Kill the K-Cup?

semmes 2015 Spring Newsletter

by Margie Schuler

There’s no doubt that Keurig coffee units are popular. Almost everyone has one: from my office to my doctor’s office to my frieMargie (sm)nds’ houses. I have a friend that doesn’t drink coffee but she has one, too! A 2013 survey by the National Coffee Association said 1 in 8 American households have a single serving coffee brewer. So, we know Americans love coffee and convenience, that’s not new, but what about the K-Cups?

At the market last night, I noticed one-third of the coffee aisle devoted to K-Cup selections, an almost ovek-cups1_custom-78c58bb3accf7de970bc775fc9f9a5dd75b83aba-s600-c85rwhelming amount of choices. A quick Google search of K- cup yields 23,400,000 results, from the Keurig website to regular priced and discount retailers. Now I admit, my curiosity was piqued by reading an NPR article and watching a video entitled “Kill the K-Cup,” a mock-horror film with a Godzilla-like creature made from K-Cups, with planes shooting K-Cups like bullets.
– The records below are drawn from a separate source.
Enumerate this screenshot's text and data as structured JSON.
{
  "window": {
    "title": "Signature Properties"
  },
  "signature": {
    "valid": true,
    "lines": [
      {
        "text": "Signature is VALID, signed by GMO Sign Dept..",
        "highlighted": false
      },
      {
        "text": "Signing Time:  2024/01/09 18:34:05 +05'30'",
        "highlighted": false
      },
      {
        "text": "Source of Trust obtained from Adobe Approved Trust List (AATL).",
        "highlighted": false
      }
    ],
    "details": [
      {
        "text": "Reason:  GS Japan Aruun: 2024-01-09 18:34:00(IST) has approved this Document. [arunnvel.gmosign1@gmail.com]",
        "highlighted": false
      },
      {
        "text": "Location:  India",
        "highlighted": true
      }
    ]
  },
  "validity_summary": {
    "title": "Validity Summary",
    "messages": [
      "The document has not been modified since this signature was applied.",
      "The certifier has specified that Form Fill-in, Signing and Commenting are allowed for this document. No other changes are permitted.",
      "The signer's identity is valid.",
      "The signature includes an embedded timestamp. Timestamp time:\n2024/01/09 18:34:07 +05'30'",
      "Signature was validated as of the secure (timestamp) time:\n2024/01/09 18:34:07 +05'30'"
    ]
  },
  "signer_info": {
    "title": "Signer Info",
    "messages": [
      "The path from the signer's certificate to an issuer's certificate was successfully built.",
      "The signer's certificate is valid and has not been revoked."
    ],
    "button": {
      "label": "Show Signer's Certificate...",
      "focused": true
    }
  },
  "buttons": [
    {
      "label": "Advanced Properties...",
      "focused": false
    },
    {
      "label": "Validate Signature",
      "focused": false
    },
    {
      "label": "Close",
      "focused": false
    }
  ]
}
It wa01Kcups quite hilarious but made me seriously think about what happens to K-Cups, which was exactly the intent of Mike Hatchey, CEO of the company that produced “Kill the K-Cup”. According to Hatchey, 60 billion K-Cups have gone in02Kcupto landfills thus far, and given the Keurig’s popularity, this number will only rise. K-Cups are #7 composite plastic and aren’t recyclable in most areas. Another shocking statistic is 8.3 billion K-Cups were produced in 2013, that’s enough to circle the world 10.5 times!

Now I’m not judging your morning coffee habit, or insisting that you buy a reusable filter that fits into your Keurig (we have one at the office and it’s great!). I only want to pique your curiosity, and if you’re interested, you can sign a petition to urge Keurig to move up their deadline to make all K-Cups recyclable. Now go back to enjoying your brew.